Diocese in Cameroon is hard hit by violence triggered by country’s political crisis

GROWING UNREST and violence in the northwest and southwest of Cameroon—the two Anglophone regions in the Francophone country—have gravely affected the Diocese of Buea. Aid to the Church in Need has reported on the situation drawing on sources in the country who asked to remain anonymous. The crisis centers on Anglophone activists’ demands for autonomy for the Anglophone region.

At present, 20,000 people have had to leave their homes. Since November 2016, eight communities have been burned down, 70 were raided and 25 were abandoned, forcing the inhabitants to seek refuge on farms and in forests. Based on statistics and estimates of local and international human rights organizations, more than 200 civilians (not only Catholics) have been killed, including women and children, within the boundaries of the Buea Diocese.

This sociopolitical crisis has badly disrupted the local Church’s pastoral life. About 10 parishes and mission stations have been forced to suspend their pastoral work. Several parishes have been attacked during fighting between government security forces and pro-independence fighters. Priests have also been threatened. The brutal killing of Father Alexander Sob of Bomaka Parish in July 2018 in the Muyuka deanery is but one example.

Not only the pastoral work but also the diocese’s educational activities have been hampered; 40 Catholic primary schools have been closed since 2016. Others have been attacked and vandalized, plus armed civilians assaulted the iconic St. Joseph’s College Sasse in Buea. About 20 people, including students and teachers, were injured in the attack, which forced the temporary closure of Catholic educational insitutions in the diocese.

Diocesan medical centers such as Mt. Mary Hospital Buea and Regina Pacis Hospital Muntengene have witnessed a drastic fall in the number of patients. This has been largely due to the mass exodus of people to other areas. ACN’s sources report that state security forces have entered Catholic medical centers with firearms in search of suspected pro-independence fighters undergoing treatment. There have been cases of women giving birth without any medical attention.

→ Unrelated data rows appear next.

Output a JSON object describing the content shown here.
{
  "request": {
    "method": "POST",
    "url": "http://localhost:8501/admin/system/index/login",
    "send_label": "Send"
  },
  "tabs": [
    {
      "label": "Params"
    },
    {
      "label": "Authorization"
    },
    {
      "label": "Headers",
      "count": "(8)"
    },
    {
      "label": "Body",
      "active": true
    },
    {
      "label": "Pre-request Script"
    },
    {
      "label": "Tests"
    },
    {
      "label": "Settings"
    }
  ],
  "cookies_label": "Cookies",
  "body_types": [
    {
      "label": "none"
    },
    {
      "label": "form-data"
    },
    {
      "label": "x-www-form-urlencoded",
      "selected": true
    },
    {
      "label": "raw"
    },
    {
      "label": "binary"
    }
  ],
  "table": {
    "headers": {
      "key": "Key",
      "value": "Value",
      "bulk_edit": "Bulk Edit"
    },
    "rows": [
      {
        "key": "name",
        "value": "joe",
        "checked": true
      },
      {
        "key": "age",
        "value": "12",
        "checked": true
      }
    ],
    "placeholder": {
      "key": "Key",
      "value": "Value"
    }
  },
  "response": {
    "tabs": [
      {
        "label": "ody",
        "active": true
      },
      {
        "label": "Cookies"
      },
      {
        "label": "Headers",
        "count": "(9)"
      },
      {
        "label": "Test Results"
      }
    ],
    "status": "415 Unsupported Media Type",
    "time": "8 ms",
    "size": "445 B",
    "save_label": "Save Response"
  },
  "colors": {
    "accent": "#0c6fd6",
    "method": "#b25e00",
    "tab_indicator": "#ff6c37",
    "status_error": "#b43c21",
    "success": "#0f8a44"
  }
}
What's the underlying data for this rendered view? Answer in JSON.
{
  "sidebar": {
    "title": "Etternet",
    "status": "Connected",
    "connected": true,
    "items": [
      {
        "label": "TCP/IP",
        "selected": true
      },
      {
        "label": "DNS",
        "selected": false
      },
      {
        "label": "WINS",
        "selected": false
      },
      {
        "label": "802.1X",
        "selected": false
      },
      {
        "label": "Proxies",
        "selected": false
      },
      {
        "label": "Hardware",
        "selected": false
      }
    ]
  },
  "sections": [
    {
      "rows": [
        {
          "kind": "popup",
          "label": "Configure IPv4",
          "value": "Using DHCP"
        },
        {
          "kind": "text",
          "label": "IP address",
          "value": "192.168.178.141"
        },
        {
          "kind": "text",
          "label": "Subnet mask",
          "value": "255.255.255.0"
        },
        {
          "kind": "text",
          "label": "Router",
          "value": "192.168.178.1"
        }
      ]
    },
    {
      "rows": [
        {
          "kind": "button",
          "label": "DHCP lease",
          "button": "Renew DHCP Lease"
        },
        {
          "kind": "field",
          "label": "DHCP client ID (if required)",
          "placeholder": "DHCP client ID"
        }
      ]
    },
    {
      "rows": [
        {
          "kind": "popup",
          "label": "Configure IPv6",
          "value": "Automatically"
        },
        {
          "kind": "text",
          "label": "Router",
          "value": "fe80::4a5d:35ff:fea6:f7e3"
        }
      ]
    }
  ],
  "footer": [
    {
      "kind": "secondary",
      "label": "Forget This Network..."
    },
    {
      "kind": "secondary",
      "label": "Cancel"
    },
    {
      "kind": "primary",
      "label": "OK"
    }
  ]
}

The sources predict severe food shortages and rising prices due to the fact that farmers are forced to leave their villages and farmland. Threats to food security, malnutrition and other health-related problems look to be inevitable in the near future. The current crisis began to escalate in the diocese in October 2016 when Cameroon’s security/defense forces used live ammunition during protests by the population of the Anglophone regions in the southwest and northwest of the country, who feel marginalized by Cameroon’s French-speaking authorities. They accuse them of imposing the French language and traditions, and demand greater autonomy and respect for their customs.

Sources report that in the face of all these challenges the clergy and the faithful in the Diocese of Buea continue to show perseverance and great faith in observing their pastoral commitments.

Aid to the Church in Need has supported in the Diocese of Buea with more than 20 projects in the last 25 years. In 2018 most of ACN’s help was dedicated to female religious congregations affected by the crisis.

—Maria Lozano